Sunday, April 6, 2014

"But the Boulder Is Gone"

Alice Munro's work is filled with landscapes that don't mean anything and yet reverberate with non-meaning and a sort of backward emotional soulfulness you can't label or justify.  They are simply the nameless centers of universes that encompass us all.  In "Chaddeleys and Flemings," one of her most expansive and yet intensively introspective stories, she turns the boulder-decorated gravesite of a one-legged nobody in rural Canada into the end of a line of thought about what we know about other people, what we remember, what we need to remember, and what truthfully ends up worthless, which happens to be most everything and then again nothing at all.  The hopelessness is the quid pro quo and is the reason you need to hope.  Her artistry collapses philosophy and makes feeling become the only compass, a feeling that is schooled and chilled by a direct connection to what is "there."  And "there" is this:  dirt, gray grass, that comatose boulder sucking in the light, allowing words to defy but never erase, words being gravel and weeds and dimly lit sky.

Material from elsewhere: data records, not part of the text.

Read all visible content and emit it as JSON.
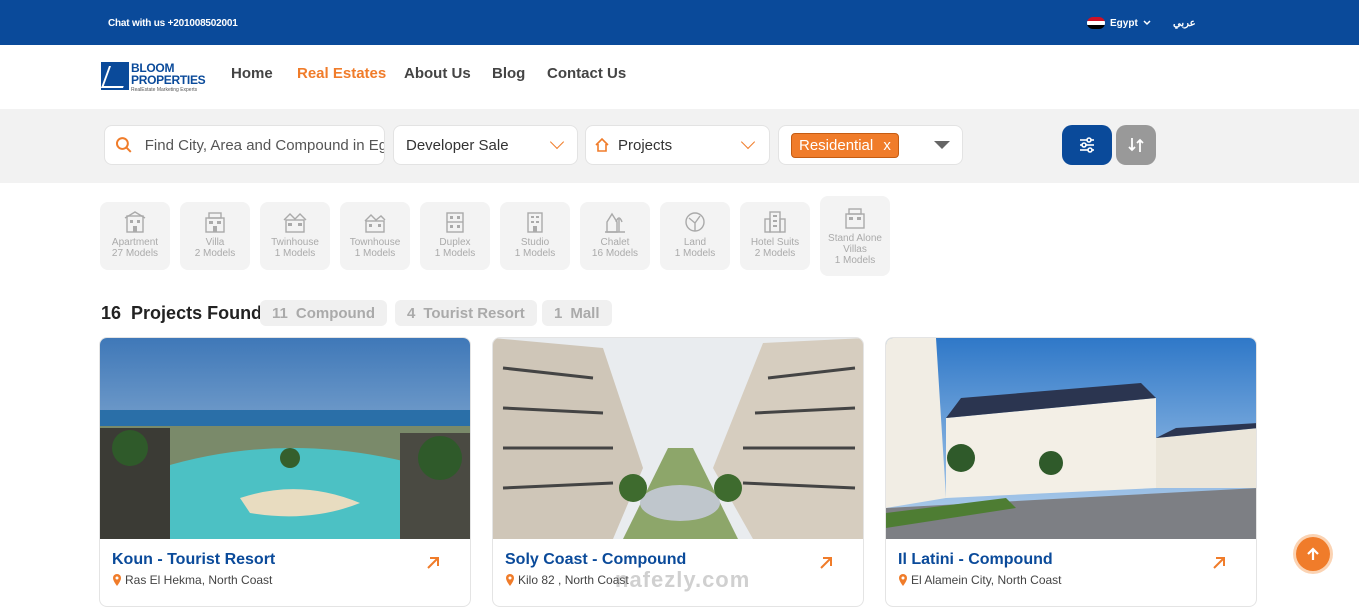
{
  "topbar": {
    "chat": "Chat with us  +201008502001",
    "country": "Egypt",
    "lang": "عربي"
  },
  "logo": {
    "name_line1": "BLOOM",
    "name_line2": "PROPERTIES",
    "tagline": "RealEstate Marketing Experts"
  },
  "nav": {
    "items": [
      "Home",
      "Real Estates",
      "About Us",
      "Blog",
      "Contact Us"
    ],
    "active": "Real Estates"
  },
  "search": {
    "placeholder": "Find City, Area and Compound in Eg",
    "sale_type": "Developer Sale",
    "category": "Projects",
    "selected_tag": "Residential",
    "remove_tag": "x"
  },
  "types": [
    {
      "label": "Apartment",
      "count": "27 Models",
      "icon": "apartment-icon"
    },
    {
      "label": "Villa",
      "count": "2 Models",
      "icon": "villa-icon"
    },
    {
      "label": "Twinhouse",
      "count": "1 Models",
      "icon": "twinhouse-icon"
    },
    {
      "label": "Townhouse",
      "count": "1 Models",
      "icon": "townhouse-icon"
    },
    {
      "label": "Duplex",
      "count": "1 Models",
      "icon": "duplex-icon"
    },
    {
      "label": "Studio",
      "count": "1 Models",
      "icon": "studio-icon"
    },
    {
      "label": "Chalet",
      "count": "16 Models",
      "icon": "chalet-icon"
    },
    {
      "label": "Land",
      "count": "1 Models",
      "icon": "land-icon"
    },
    {
      "label": "Hotel Suits",
      "count": "2 Models",
      "icon": "hotel-icon"
    },
    {
      "label": "Stand Alone Villas",
      "count": "1 Models",
      "icon": "standalone-villa-icon"
    }
  ],
  "results": {
    "count": "16",
    "label": "Projects Found",
    "chips": [
      {
        "count": "11",
        "label": "Compound"
      },
      {
        "count": "4",
        "label": "Tourist Resort"
      },
      {
        "count": "1",
        "label": "Mall"
      }
    ]
  },
  "cards": [
    {
      "title": "Koun - Tourist Resort",
      "location": "Ras El Hekma, North Coast"
    },
    {
      "title": "Soly Coast - Compound",
      "location": "Kilo 82 , North Coast"
    },
    {
      "title": "Il Latini - Compound",
      "location": "El Alamein City, North Coast"
    }
  ],
  "watermark": "nafezly.com",
  "colors": {
    "brand_blue": "#0a4a9a",
    "accent_orange": "#f07c2a"
  }
}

"But the boulder is gone," writes Munro.  "Mount Hebron is cut down for gravel, and the life buried here is one you have to think twice about regretting."

I'm always trying to figure out why I love  Munro so much.  It isn't her way with words as much as her way with getting outside of words, finding that perfect "objective correlative" that pieces together a moment that transcends metaphor and simile and theme and configures the shape behind "hope" and "despair."  It's something so secret and universal the words turn out to be usefully useless, and you come upon that image of that boulder now gone and yet as heavy as it ever was.  The tongue can't go there.  The brain can't either.  But it's all she has to work with so she finds the pulse inside the boulder, that feeling throbbing within the most uninteresting object and scenery and scenario. 

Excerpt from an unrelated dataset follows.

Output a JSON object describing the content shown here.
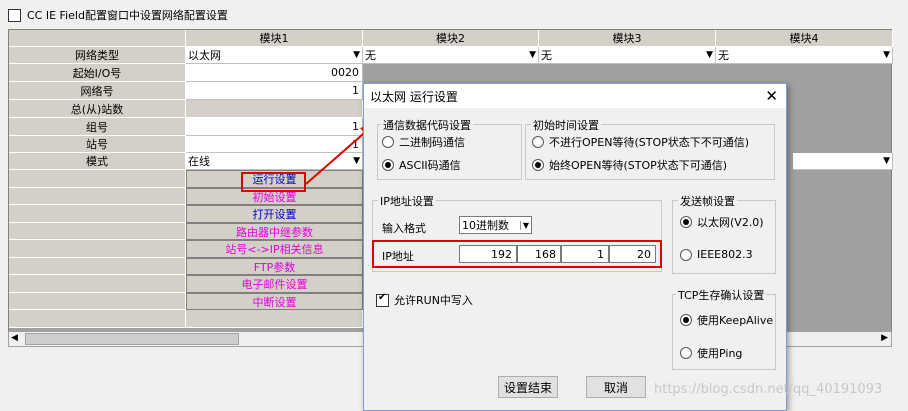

I'm almost halfway through her Selected Stories right now, reading them slowly, but also trying not to lose the impulse to skip to get to those diamond-sharp insights that happen almost every paragraph.

Friday, April 4, 2014

The Effort Outweighs the Meaning

I don't know.  Art is embarrassing when it's done right, when its motives are pure and the image comes from an honest attempt to make something sincere, even sacred.  In this case George Bush's desire to signify his begrudging respect/admiration for Vladimir Putin.  Lord have mercy, that amateurish skin-tone, those blank third-grade eyes, the sad scratchy lavender background.  This is the kind of art I always respect because the effort outweighs the meaning, and truly meaning here is pretty dumb and limited to the point it becomes profound, elegant in its monster-like simplicity.  The ears have a surrealistic bent, like homosexual sea shells.  And those baggy eyes, those thin lips like an obscene peanut shell.  There's a sensual quality here, a school-boy's love-letter, a sketch done in secret.  It's a joke, and it's not.  Power and solemnity get usurped by a truly stupid intent.  You can see George getting cross-eyed trying to get it right.  Trying to make it look right.  Trying and trying, and then one sunny morning he gets it.  He comes up with this denouement, this image from a dream, this image from history. 

I would love to own this godforsaken painting.  It needs to disappear.